Task item. Check every line of the entries that follow, and copy the ones containing "kongresi".

Data excerpts:

━━━━━━

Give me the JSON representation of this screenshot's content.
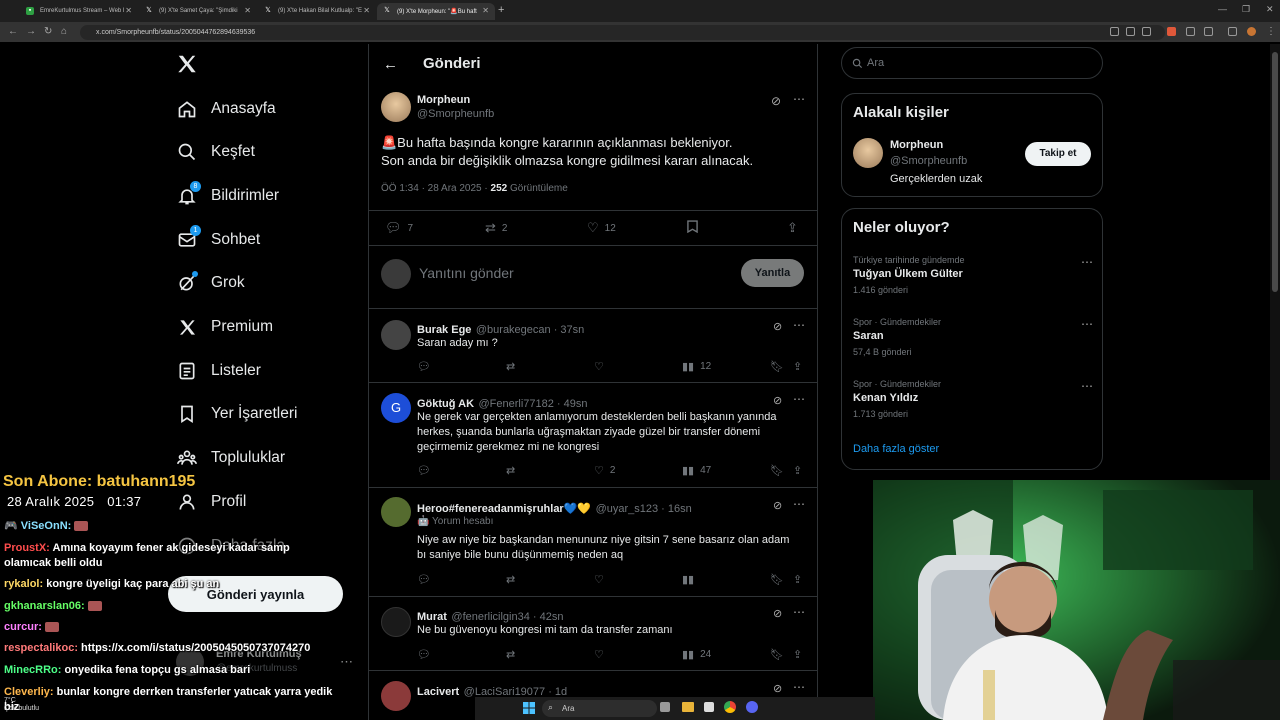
{
  "browser": {
    "tabs": [
      {
        "label": "EmreKurtulmus Stream – Web I",
        "favicon_color": "#2ea043"
      },
      {
        "label": "(9) X'te Samet Çaya: \"Şimdiki ",
        "favicon_color": "#ffffff"
      },
      {
        "label": "(9) X'te Hakan Bilal Kutlualp: \"E",
        "favicon_color": "#ffffff"
      },
      {
        "label": "(9) X'te Morpheun: \"🚨Bu haft",
        "favicon_color": "#ffffff"
      }
    ],
    "url": "x.com/Smorpheunfb/status/2005044762894639536"
  },
  "nav": {
    "items": [
      {
        "label": "Anasayfa",
        "icon": "home-icon"
      },
      {
        "label": "Keşfet",
        "icon": "search-icon"
      },
      {
        "label": "Bildirimler",
        "icon": "bell-icon",
        "badge": "8"
      },
      {
        "label": "Sohbet",
        "icon": "mail-icon",
        "badge": "1"
      },
      {
        "label": "Grok",
        "icon": "grok-icon"
      },
      {
        "label": "Premium",
        "icon": "x-logo-icon"
      },
      {
        "label": "Listeler",
        "icon": "list-icon"
      },
      {
        "label": "Yer İşaretleri",
        "icon": "bookmark-icon"
      },
      {
        "label": "Topluluklar",
        "icon": "people-icon"
      },
      {
        "label": "Profil",
        "icon": "person-icon"
      },
      {
        "label": "Daha fazla",
        "icon": "more-circle-icon"
      }
    ],
    "post_button": "Gönderi yayınla",
    "account": {
      "name": "Emre Kurtulmuş",
      "handle": "@emrekurtulmuss"
    }
  },
  "stream_overlay": {
    "last_subscriber": "Son Abone: batuhann195",
    "date": "28 Aralık 2025",
    "time": "01:37",
    "chat": [
      {
        "user": "ViSeOnN:",
        "msg": "",
        "color": "#8ae0ff",
        "emote": true
      },
      {
        "user": "ProustX:",
        "msg": "Amına koyayım fener ak gideseyi kadar samp olamıcak belli oldu",
        "color": "#ff4d4d"
      },
      {
        "user": "rykalol:",
        "msg": "kongre üyeligi kaç para abi şu an",
        "color": "#ffd966"
      },
      {
        "user": "gkhanarslan06:",
        "msg": "",
        "color": "#66ff66",
        "emote": true
      },
      {
        "user": "curcur:",
        "msg": "",
        "color": "#ff80ff",
        "emote": true
      },
      {
        "user": "respectalikoc:",
        "msg": "https://x.com/i/status/2005045050737074270",
        "color": "#ff7a7a"
      },
      {
        "user": "MinecRRo:",
        "msg": "onyedika fena topçu gs almasa bari",
        "color": "#4dff88"
      },
      {
        "user": "Cleverliy:",
        "msg": "bunlar kongre derrken transferler yatıcak yarra yedik biz",
        "color": "#ffb84d"
      }
    ]
  },
  "header": {
    "title": "Gönderi"
  },
  "tweet": {
    "author": "Morpheun",
    "handle": "@Smorpheunfb",
    "line1": "🚨Bu hafta başında kongre kararının açıklanması bekleniyor.",
    "line2": "Son anda bir değişiklik olmazsa kongre gidilmesi kararı alınacak.",
    "time": "ÖÖ 1:34 · 28 Ara 2025 · ",
    "views_count": "252",
    "views_label": " Görüntüleme",
    "replies": "7",
    "reposts": "2",
    "likes": "12"
  },
  "reply_box": {
    "placeholder": "Yanıtını gönder",
    "button": "Yanıtla"
  },
  "replies": [
    {
      "name": "Burak Ege",
      "meta": "@burakegecan · 37sn",
      "body": [
        "Saran aday mı ?"
      ],
      "likes": "",
      "reposts": "",
      "views": "12",
      "avatar": "#444"
    },
    {
      "name": "Göktuğ AK",
      "meta": "@Fenerli77182 · 49sn",
      "body": [
        "Ne gerek var gerçekten anlamıyorum desteklerden belli başkanın yanında",
        "herkes, şuanda bunlarla uğraşmaktan ziyade güzel bir transfer dönemi",
        "geçirmemiz gerekmez mi ne kongresi"
      ],
      "likes": "2",
      "reposts": "",
      "views": "47",
      "avatar": "#1d4ed8",
      "initial": "G"
    },
    {
      "name": "Heroo#fenereadanmişruhlar💙💛",
      "meta": "@uyar_s123 · 16sn",
      "tag": "🤖 Yorum hesabı",
      "body": [
        "Niye aw niye biz başkandan menununz niye gitsin 7 sene basarız olan adam",
        "bı saniye bile bunu düşünmemiş neden aq"
      ],
      "likes": "",
      "reposts": "",
      "views": "",
      "avatar": "#556b2f"
    },
    {
      "name": "Murat",
      "meta": "@fenerlicilgin34 · 42sn",
      "body": [
        "Ne bu güvenoyu kongresi mi tam da transfer zamanı"
      ],
      "likes": "",
      "reposts": "",
      "views": "24",
      "avatar": "#222"
    },
    {
      "name": "Lacivert",
      "meta": "@LaciSari19077 · 1d",
      "body": [],
      "likes": "",
      "reposts": "",
      "views": "",
      "avatar": "#8b3a3a"
    }
  ],
  "search": {
    "placeholder": "Ara"
  },
  "related": {
    "title": "Alakalı kişiler",
    "name": "Morpheun",
    "handle": "@Smorpheunfb",
    "bio": "Gerçeklerden uzak",
    "follow": "Takip et"
  },
  "trends": {
    "title": "Neler oluyor?",
    "items": [
      {
        "cat": "Türkiye tarihinde gündemde",
        "name": "Tuğyan Ülkem Gülter",
        "count": "1.416 gönderi"
      },
      {
        "cat": "Spor · Gündemdekiler",
        "name": "Saran",
        "count": "57,4 B gönderi"
      },
      {
        "cat": "Spor · Gündemdekiler",
        "name": "Kenan Yıldız",
        "count": "1.713 gönderi"
      }
    ],
    "more": "Daha fazla göster"
  },
  "taskbar": {
    "search": "Ara",
    "weather_temp": "7°C",
    "weather_desc": "Çok bulutlu"
  }
}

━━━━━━

Solution below.
        "geçirmemiz gerekmez mi ne kongresi"
        "Ne bu güvenoyu kongresi mi tam da transfer zamanı"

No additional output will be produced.